::: Task material

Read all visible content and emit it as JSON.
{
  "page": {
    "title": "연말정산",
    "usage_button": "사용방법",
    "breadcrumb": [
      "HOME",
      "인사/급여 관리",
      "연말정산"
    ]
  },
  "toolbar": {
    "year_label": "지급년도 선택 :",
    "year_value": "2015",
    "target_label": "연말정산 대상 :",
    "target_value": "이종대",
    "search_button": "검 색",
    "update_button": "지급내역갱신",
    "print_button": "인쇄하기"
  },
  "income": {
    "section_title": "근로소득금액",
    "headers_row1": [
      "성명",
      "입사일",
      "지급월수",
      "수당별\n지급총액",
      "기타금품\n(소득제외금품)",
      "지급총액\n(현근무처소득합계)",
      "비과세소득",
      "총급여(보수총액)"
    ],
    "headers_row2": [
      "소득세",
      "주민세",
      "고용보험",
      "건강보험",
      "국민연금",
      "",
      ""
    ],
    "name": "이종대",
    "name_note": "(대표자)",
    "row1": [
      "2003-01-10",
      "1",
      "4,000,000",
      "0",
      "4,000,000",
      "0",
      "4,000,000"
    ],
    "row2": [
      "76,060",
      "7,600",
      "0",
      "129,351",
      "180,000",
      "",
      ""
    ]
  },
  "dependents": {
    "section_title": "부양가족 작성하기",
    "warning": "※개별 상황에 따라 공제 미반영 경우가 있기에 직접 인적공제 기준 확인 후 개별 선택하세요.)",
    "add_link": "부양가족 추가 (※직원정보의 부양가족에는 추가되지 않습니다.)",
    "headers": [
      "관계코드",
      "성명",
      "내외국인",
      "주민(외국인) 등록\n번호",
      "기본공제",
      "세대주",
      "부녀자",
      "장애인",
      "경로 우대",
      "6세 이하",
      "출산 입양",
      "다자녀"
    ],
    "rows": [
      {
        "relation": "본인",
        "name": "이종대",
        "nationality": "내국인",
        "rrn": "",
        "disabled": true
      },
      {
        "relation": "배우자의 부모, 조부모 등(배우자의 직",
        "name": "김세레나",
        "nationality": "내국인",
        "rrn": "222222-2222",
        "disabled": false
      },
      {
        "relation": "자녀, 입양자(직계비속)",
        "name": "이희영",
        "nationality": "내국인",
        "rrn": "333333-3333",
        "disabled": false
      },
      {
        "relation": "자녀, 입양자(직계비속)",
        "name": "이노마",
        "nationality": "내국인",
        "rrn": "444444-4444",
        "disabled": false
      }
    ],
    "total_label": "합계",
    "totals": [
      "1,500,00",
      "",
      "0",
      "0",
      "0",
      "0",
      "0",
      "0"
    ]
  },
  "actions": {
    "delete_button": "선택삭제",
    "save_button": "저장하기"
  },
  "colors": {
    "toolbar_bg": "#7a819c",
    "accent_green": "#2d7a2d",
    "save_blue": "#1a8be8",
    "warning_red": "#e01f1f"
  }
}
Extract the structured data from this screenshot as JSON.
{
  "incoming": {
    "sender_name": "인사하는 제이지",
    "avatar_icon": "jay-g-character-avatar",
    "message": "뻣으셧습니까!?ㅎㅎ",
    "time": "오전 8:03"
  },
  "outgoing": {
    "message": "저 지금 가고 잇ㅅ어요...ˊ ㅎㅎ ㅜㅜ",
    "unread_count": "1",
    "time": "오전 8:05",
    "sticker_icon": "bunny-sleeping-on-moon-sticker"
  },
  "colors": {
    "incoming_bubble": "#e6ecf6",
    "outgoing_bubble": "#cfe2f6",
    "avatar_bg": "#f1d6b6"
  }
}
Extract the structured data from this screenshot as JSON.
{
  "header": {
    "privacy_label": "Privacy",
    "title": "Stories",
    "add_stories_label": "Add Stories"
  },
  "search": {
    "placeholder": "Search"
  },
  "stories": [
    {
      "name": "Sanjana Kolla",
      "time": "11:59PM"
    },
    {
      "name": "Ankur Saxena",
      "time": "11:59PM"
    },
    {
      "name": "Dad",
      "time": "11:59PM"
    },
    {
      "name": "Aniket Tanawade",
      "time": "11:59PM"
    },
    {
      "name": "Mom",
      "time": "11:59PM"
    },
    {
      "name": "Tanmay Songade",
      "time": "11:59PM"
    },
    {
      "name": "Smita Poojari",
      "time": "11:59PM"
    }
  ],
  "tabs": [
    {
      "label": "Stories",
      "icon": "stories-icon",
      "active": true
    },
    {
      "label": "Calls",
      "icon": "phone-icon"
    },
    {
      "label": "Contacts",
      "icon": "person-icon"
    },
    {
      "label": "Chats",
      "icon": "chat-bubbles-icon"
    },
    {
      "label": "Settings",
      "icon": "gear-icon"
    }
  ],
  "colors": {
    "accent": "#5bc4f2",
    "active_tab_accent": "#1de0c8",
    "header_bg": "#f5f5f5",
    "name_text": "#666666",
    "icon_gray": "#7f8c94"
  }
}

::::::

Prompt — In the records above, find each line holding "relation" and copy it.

Solution for this problem —
        "relation": "본인",
        "relation": "배우자의 부모, 조부모 등(배우자의 직",
        "relation": "자녀, 입양자(직계비속)",
        "relation": "자녀, 입양자(직계비속)",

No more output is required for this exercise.